At one time rosé wine was considered the choice of unsophisticated drinkers. Not only have rosé wines, in general, become more serious in their style and quality, they are also drunk by a diversity of wine lovers – from the casual to the serious. But they will always still serve the same purpose to me: they are reminders for us to slow down, take time to talk to those in our life and remind us what it is to be human again.
New York City is a fast paced town. A town where there is never enough time. It doesn’t matter what you do for a living: banker, engineer, cashier or artist, there is no excuse for not working hard and there is no time to relax – most of the year. But there is a change of pace during the summer.
Summer in the City
Even though, in the Northern Hemisphere, summer does not officially start until the 20th of June, many people in America begin to feel that summer begins after our Memorial Day holiday. Once there is any sense of “summer,” New Yorkers start getting to work a little later and leaving a little earlier. People on the street start walking at a slower pace. And surprisingly, once in a while, someone will actually hold the subway door for you. The longer daylight hours combined with the warmer temperatures affect everyone and make those once seemingly life and death deadlines seem not as important.
Rosé is Summer
Once in a while I see someone walk around in a summer dress or wear flip flops on a cold winter’s day. My first reaction is, “Are they mad?!” but then I think about my drinking habits. Yes, I love my serious reds and whites such as Burgundy, Barolo and Napa wines. Yet when I feel I am being surrounded by too much seriousness with wine, which does sometimes happen, I order a rosé because it reminds me of the conviviality of summer. Because wine should always be fun and bring us closer together rather creating a formality that tears us farther apart. And so with that in mind, the woman wearing the summer dress in winter is a shining light reminding us that the sun will come out again.
Sometimes we get so carried away with “important” things that we forget about the things that are most important. Rosé wines remind us what is most important. When I think back to what I was drinking when I was enjoying a sunset, having a heart to heart with a friend or enjoying a picnic with loved ones, it was always rosé.
Don’t get me wrong, today there is a range of rosé wines that run the gamut from cheap and cheerful to devastatingly breathtaking, so I am not suggesting they cannot be serious wines. Rather, I like to think of all of them as siblings, of sorts, that typically show fresh, generous characteristics in one way or another. Rosé wines are not narcissistic beverages that demand us to only pay attention to them. Instead they inspire us to see the beauty of the place and people around us.

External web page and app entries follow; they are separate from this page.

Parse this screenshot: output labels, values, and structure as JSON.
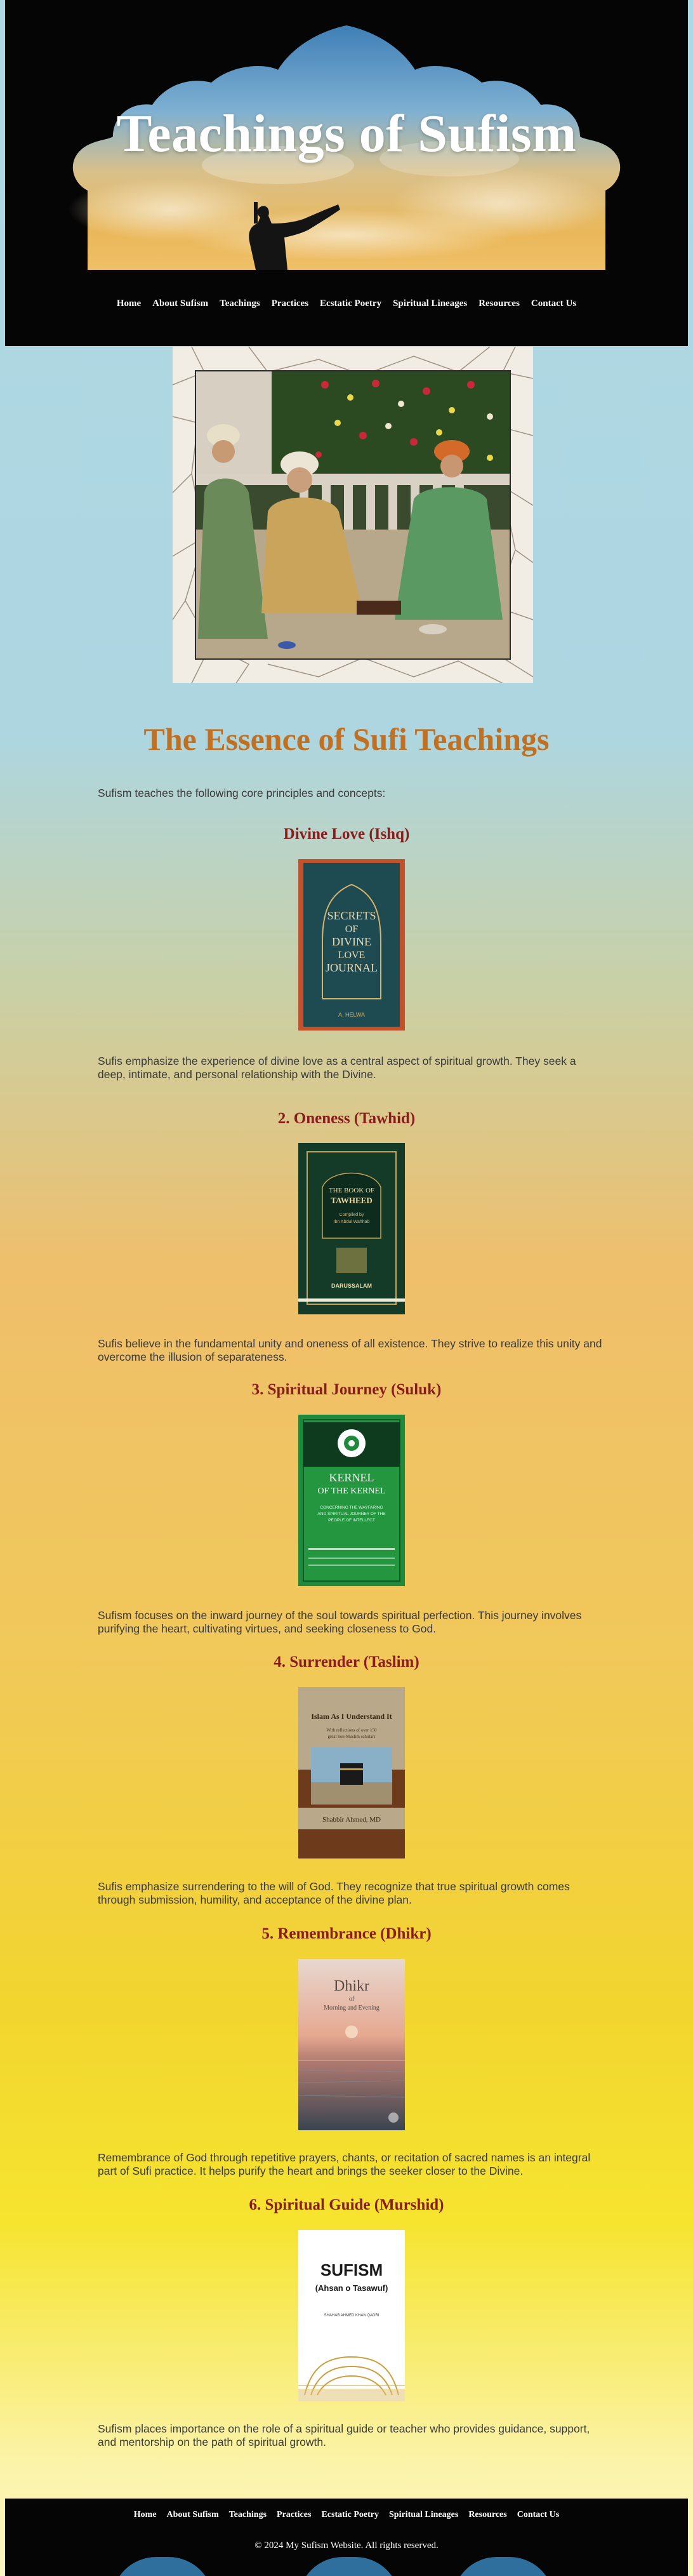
{
  "header": {
    "site_title": "Teachings of Sufism",
    "nav": [
      "Home",
      "About Sufism",
      "Teachings",
      "Practices",
      "Ecstatic Poetry",
      "Spiritual Lineages",
      "Resources",
      "Contact Us"
    ]
  },
  "main": {
    "title": "The Essence of Sufi Teachings",
    "intro": "Sufism teaches the following core principles and concepts:",
    "sections": [
      {
        "heading": "Divine Love (Ishq)",
        "text": "Sufis emphasize the experience of divine love as a central aspect of spiritual growth. They seek a deep, intimate, and personal relationship with the Divine.",
        "book": {
          "line1": "SECRETS",
          "line2": "OF",
          "line3": "DIVINE",
          "line4": "LOVE",
          "line5": "JOURNAL",
          "author": "A. HELWA",
          "color": "#1e4a52",
          "border": "#c0532c"
        }
      },
      {
        "heading": "2. Oneness (Tawhid)",
        "text": "Sufis believe in the fundamental unity and oneness of all existence. They strive to realize this unity and overcome the illusion of separateness.",
        "book": {
          "line1": "THE BOOK OF",
          "line2": "TAWHEED",
          "line3": "Compiled by",
          "line4": "Ibn Abdul Wahhab",
          "line5": "DARUSSALAM",
          "color": "#143a28"
        }
      },
      {
        "heading": "3. Spiritual Journey (Suluk)",
        "text": "Sufism focuses on the inward journey of the soul towards spiritual perfection. This journey involves purifying the heart, cultivating virtues, and seeking closeness to God.",
        "book": {
          "line1": "KERNEL",
          "line2": "OF THE KERNEL",
          "line3": "CONCERNING THE WAYFARING",
          "line4": "AND SPIRITUAL JOURNEY OF THE",
          "line5": "PEOPLE OF INTELLECT",
          "color": "#1f8a3c"
        }
      },
      {
        "heading": "4. Surrender (Taslim)",
        "text": "Sufis emphasize surrendering to the will of God. They recognize that true spiritual growth comes through submission, humility, and acceptance of the divine plan.",
        "book": {
          "line1": "Islam As I Understand It",
          "line2": "With reflections of over 150",
          "line3": "great non-Muslim scholars",
          "author": "Shabbir Ahmed, MD",
          "color": "#6e3a1c"
        }
      },
      {
        "heading": "5. Remembrance (Dhikr)",
        "text": "Remembrance of God through repetitive prayers, chants, or recitation of sacred names is an integral part of Sufi practice. It helps purify the heart and brings the seeker closer to the Divine.",
        "book": {
          "line1": "Dhikr",
          "line2": "of",
          "line3": "Morning and Evening",
          "color": "#5a6a78"
        }
      },
      {
        "heading": "6. Spiritual Guide (Murshid)",
        "text": "Sufism places importance on the role of a spiritual guide or teacher who provides guidance, support, and mentorship on the path of spiritual growth.",
        "book": {
          "line1": "SUFISM",
          "line2": "(Ahsan o Tasawuf)",
          "line3": "SHAHAB AHMED KHAN QADRI",
          "color": "#ffffff"
        }
      }
    ]
  },
  "footer": {
    "nav": [
      "Home",
      "About Sufism",
      "Teachings",
      "Practices",
      "Ecstatic Poetry",
      "Spiritual Lineages",
      "Resources",
      "Contact Us"
    ],
    "copyright": "© 2024 My Sufism Website. All rights reserved."
  }
}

Everyday Drinking Wine (less than $15)
2015 Trediberri Langhe Rosato, Piedmont, Italy ($12): 100% Nebbiolo. This rosé gives so much pleasure for a small price. The rich abundance of fresh raspberry and cranberry flavors with an aroma of cherry blossom paired with a good body makes this rosé great for barbecue and richer dishes.
Special Occasion Wine (from $15 to $50)
2015 Idlewild “The Flower” Rosé, Mendocino County, California, USA ($20): A blend of Nebbiolo, Dolcetto and Barbera. A great example of how much in love the US is with most things Italian and hence we grow Italian grape varieties. This rosé has heavenly scents of wild flowers and grapefruit with a gorgeous pale onion color and delicate palate.
Fantasy Wine (over $50)
Benoît Lahaye Rosé de Macération NV, Champagne, France ($75): 100% Pinot Noir. The grapes come from the “Grand Cru” village of Bouzy, which is renowned for its Pinot Noir. This is a very dry style of Champagne with the dosage being only around 2 to 3 grams per liter. Also, another atypical thing about this Champagne is that it is made in the saignée method, shortly macerating the juice with the skins (in this case, whole cluster bunches macerate for 2 to 3 days), instead of the typical blending red or saignée rosé wine with white wine to create rosé Champagne. This is a wild expression of Pinot Noir with flavors of bramble fruit, cinnamon toast and more flesh than structure. This wine certainly challenges one’s idea of what Champagne should be and is like the eccentric relative in a conservative royal family.